This section is from the book "The Law Of Real Property and Other Interests In Land", by Herbert Thorn Dike Tiffany. Also available from Amazon: A Treatise on the Modern Law of Real Property and Other Interests in Land .
The statutes usually contain explicit provisions as to the constitution of the tribunals which are to decide the amount of compensation to be paid for the property taken. Such a tribunal may, in the absence of any constitutional requirement to the contrary, be composed of a jury of less than twelve men, or of a board of commissioners.
The petition for the condemnation should allow the public character of the use, and the necessity of taking the particular land, and this latter must be accurately described.
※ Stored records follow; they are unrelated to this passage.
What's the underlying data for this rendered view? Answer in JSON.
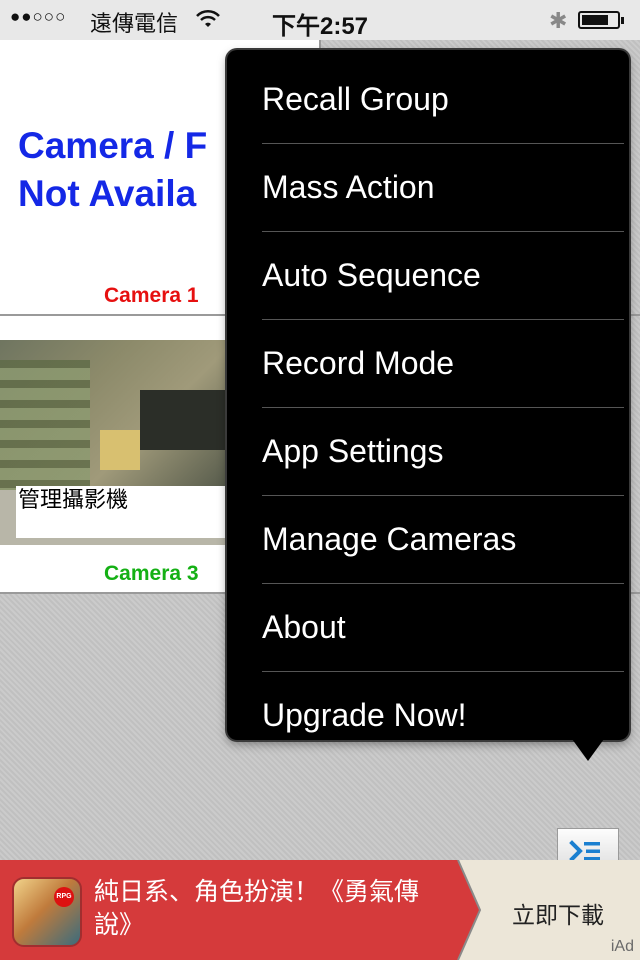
{
  "status_bar": {
    "signal": "●●○○○",
    "carrier": "遠傳電信",
    "time": "下午2:57"
  },
  "cameras": [
    {
      "label": "Camera 1",
      "message": "Camera / F\nNot Availa",
      "label_color": "#e61010"
    },
    {
      "label": "Camera 3",
      "overlay_text": "管理攝影機",
      "label_color": "#14b014"
    }
  ],
  "menu": {
    "items": [
      "Recall Group",
      "Mass Action",
      "Auto Sequence",
      "Record Mode",
      "App Settings",
      "Manage Cameras",
      "About",
      "Upgrade Now!"
    ]
  },
  "ad": {
    "text": "純日系、角色扮演！《勇氣傳說》",
    "cta": "立即下載",
    "badge": "iAd",
    "icon_badge": "RPG"
  },
  "colors": {
    "camera_not_available": "#1428e6",
    "ad_background": "#d53a3b",
    "menu_background": "#000000"
  }
}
Notice to the owner is necessary before the compensation is assessed, but constructive notice by publication is usually regarded as sufficient. The action of the tribunal in fixing the amount of the compensation is frequently subject to review by appeal or certiorari, but is not so in the absence of a statutory provision. In the case of an attempted taking of private property under color of the right of eminent domain, which is, however, unauthorized, on account either of the private nature of the use, the lack of necessity for the appropriation, or lack of legislative authority, the owner may usually obtain an injunction against the wrongful entry on the land, or may sue in ejectment or trespass, and sometimes other remedies are available.
States, 153 Fed. 876, 83 C. C. A. 58, to the same effect.
7. Ante, Sec. 417.
The constitutions of some states provide that compensation shall be made before the land is taken, but in others, where there is no such provision, the legislature sometimes authorizes a taking of property, and leaves the onus upon the landowner of instituting proceedings to ascertain the compensation to be paid, and to enforce its payment. Such legislation has usually been supported in the case of a taking by the state or a municipal corporation, but in a number of states it has been held that, in the case of the actual occupation of land by a private corporation, the payment of the compensation must be in some way secured to the owner of the land before he can thus be deprived of his property. When the taking of property does not involve the direct occupation of the land of the person claiming compensation, but merely consequential injuries thereto, the actual payment of the compensation is naturally subsequent to the acts which constitute the taking, since the proper amount thereof was not previously ascertainable.8